Nowadays a number of websites are deployed in multiple languages. As companies perform more and more businesses in other countries, the number of such global multi-lingual web applications will continue to increase.
Testing websites supporting multiple languages has its own fair share of challenges in today's world.
In this article, I will share seven basic tips which will enable you to test the multi-lingual browser-based applications in a complete way.
What You Will Learn:
- Tip # 1 – Prepare and Use the Required Test Environment
- Tip # 2 – Acquire Correct Translations
- Tip # 3 – Get Really Comfortable with the Application
- Tip # 4 – Start with Testing the Labels
- Tip # 5 – Move on to Other Controls
- Tip # 6 – Do Test the Data
- Tip # 7 – Be Aware of Cultural Issues
- Recommended Reading
Tip # 1 – Prepare and Use the Required Test Environment
If a website is hosted both in English and Japanese languages, it is not just enough to simply change the default browser language and perform identical tests in both the languages.
Depending on its implementation, the website may figure out the correct language for its interface from the browser language setting, the regional and language settings of the machine, a configuration in the web application or other factors.
Therefore, in order to perform a realistic test, it is imperative that the website is to be tested from two machines – one with the English operating system and the other with the Japanese operating system. You might want to keep the default settings on each machine since many users do not change the default settings on their machines.
Tip # 2 – Acquire Correct Translations
A native speaker of the language, belonging to the same region as the users, is usually the best resource to provide translations that are accurate in both the meaning as well as context.
If such a person is not available to provide you the translations of the text, you might have to depend on automated web translations available on websites like wordreference.com and dictionary.com.
It is always better to compare automated translations from multiple sources before using them in the test.
Tip # 3 – Get Really Comfortable with the Application
Since you might not know the languages supported by the website, it is always better for you to be very conversant with the functionality of the website. Execute the test cases in the English version of the site a number of times. This, in turn, will help you to find your way easily within the other language version.
Otherwise, you might have to keep the English version of the site open in another browser in order to figure out how to proceed in the other language version (and this could slow you down).
Tip # 4 – Start with Testing the Labels
You could start testing the other language version of the website by first looking at all the labels. Labels are the more static items on the website. English labels are usually short and translated labels tend to expand. It is important to spot any issues related to label truncation, overlay on/ under other controls, incorrect word wrapping etc.
It is even more important to compare the labels with their translations in the other language.
Tip # 5 – Move on to Other Controls
Next, you could move on to checking the other controls for correct translations and any user interface issues. It is important that the website provides correct error messages in the other language. The test should include generating all the error messages.
Usually, for any text that is not translated, three possibilities exist.

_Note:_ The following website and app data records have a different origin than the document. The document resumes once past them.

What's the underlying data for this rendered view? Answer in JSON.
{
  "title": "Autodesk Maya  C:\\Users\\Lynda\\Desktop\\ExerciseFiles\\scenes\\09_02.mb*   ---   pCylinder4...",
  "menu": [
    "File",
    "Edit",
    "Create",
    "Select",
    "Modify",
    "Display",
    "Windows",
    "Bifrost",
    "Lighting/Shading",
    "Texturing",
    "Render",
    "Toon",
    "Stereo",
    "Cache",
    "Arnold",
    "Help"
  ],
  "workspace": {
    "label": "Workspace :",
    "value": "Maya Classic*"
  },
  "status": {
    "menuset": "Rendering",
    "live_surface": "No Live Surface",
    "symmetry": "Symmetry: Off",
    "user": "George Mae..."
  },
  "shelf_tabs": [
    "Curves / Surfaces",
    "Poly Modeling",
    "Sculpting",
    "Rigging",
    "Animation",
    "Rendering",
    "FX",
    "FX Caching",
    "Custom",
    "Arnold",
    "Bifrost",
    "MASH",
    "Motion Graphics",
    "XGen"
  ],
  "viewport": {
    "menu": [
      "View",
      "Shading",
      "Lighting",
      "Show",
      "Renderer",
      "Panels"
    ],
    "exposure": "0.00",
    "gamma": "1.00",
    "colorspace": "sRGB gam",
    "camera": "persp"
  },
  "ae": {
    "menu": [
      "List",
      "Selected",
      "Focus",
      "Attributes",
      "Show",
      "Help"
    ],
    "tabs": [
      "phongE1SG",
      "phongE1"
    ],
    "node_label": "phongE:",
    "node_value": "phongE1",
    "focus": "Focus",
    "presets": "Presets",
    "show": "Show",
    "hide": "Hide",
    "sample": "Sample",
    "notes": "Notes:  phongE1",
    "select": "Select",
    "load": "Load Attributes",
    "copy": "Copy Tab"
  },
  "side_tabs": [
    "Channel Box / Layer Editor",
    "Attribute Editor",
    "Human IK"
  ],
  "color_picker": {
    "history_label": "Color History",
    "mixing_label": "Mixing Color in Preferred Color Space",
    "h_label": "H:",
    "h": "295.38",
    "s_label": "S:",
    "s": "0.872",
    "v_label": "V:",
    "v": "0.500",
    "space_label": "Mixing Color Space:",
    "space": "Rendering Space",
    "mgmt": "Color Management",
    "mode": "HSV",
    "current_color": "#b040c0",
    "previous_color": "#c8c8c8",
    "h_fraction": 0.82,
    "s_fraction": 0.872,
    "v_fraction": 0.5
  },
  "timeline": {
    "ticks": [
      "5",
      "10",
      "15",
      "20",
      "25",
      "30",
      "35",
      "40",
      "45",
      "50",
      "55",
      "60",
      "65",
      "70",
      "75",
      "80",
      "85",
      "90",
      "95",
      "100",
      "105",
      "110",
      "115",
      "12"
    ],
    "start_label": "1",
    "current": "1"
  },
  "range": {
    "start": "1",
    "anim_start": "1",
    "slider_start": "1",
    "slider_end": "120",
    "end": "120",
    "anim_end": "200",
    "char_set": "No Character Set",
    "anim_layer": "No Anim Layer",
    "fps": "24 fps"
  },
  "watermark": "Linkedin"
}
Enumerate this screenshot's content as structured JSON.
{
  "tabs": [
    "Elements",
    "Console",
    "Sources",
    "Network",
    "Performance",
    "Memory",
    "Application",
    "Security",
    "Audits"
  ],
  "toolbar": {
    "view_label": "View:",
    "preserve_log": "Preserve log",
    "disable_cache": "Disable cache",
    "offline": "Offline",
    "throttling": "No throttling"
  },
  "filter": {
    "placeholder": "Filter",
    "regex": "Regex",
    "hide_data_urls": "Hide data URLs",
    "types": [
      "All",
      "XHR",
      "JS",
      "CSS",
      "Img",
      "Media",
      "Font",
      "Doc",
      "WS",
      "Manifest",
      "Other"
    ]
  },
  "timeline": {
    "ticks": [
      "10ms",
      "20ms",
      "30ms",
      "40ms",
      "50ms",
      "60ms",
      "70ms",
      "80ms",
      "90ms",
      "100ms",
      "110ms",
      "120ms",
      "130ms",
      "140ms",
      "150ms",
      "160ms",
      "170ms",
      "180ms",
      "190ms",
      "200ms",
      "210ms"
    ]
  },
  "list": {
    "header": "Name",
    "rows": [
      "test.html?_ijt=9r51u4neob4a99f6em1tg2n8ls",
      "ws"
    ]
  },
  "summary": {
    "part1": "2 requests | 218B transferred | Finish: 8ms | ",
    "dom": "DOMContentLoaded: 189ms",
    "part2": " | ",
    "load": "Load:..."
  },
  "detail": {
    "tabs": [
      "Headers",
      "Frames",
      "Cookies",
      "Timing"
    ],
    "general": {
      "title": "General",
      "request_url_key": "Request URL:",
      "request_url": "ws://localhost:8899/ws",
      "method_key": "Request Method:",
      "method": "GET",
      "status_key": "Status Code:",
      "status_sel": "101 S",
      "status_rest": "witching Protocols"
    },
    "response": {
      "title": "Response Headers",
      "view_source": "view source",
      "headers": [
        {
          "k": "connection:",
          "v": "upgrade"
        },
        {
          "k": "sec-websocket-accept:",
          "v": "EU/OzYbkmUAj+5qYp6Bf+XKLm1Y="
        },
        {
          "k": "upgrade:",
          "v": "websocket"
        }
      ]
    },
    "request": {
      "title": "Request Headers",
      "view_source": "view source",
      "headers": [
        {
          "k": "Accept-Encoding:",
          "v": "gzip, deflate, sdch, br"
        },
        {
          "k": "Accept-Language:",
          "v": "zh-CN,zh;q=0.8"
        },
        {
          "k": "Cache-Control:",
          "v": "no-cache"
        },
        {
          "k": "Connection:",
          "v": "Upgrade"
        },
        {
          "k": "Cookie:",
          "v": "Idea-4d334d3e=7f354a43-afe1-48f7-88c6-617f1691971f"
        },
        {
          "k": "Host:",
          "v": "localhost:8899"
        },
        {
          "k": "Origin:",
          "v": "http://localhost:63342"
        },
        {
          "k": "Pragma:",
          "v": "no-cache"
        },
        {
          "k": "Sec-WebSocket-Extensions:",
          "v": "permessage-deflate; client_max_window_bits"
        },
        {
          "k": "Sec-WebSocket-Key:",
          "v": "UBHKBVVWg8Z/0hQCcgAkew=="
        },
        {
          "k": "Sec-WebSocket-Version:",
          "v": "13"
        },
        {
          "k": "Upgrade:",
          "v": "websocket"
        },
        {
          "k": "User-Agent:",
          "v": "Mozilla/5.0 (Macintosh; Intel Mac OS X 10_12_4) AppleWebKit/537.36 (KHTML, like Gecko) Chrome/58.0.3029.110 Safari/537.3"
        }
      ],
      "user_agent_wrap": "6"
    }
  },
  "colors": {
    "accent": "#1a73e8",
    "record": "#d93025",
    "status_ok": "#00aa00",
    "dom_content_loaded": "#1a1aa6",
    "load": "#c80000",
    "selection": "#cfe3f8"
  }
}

The text will be missing or its English equivalent will be present or you will see junk characters in its place.
Tip # 6 – Do Test the Data
Usually, multi-lingual websites store the data in the UTF-8 Unicode encoding format. To check the character encoding for your website in Mozilla: go to View -> Character Encoding and in IE go to View -> Encoding. Data in different languages can be easily represented in this format.
Make sure to check the input data. It should be possible to enter the data in the other language in the website. The data displayed on the website should be correct. The output data should also be compared with its translation.
Tip # 7 – Be Aware of Cultural Issues
A challenge in testing multi-lingual websites is that each language might be meant for users from a particular culture. Many things such as preferred (and not preferred) colors, text direction (this can be left to right, right to left or top to bottom), the format of salutations and addresses, measures, currency, etc. are different in different cultures.
Not only should the other language version of the website provide correct translations, other elements of the user interface E.g. text direction, currency symbol, date format, etc. should also be correct.
As you might have gathered from the tips given above, using the correct test environment and acquiring correct translations is critical in performing a successful test of other language versions of a website.
About the Author:
This article is a guest post by Inder P Singh.
It would be interesting to know your experience with testing multi-language websites.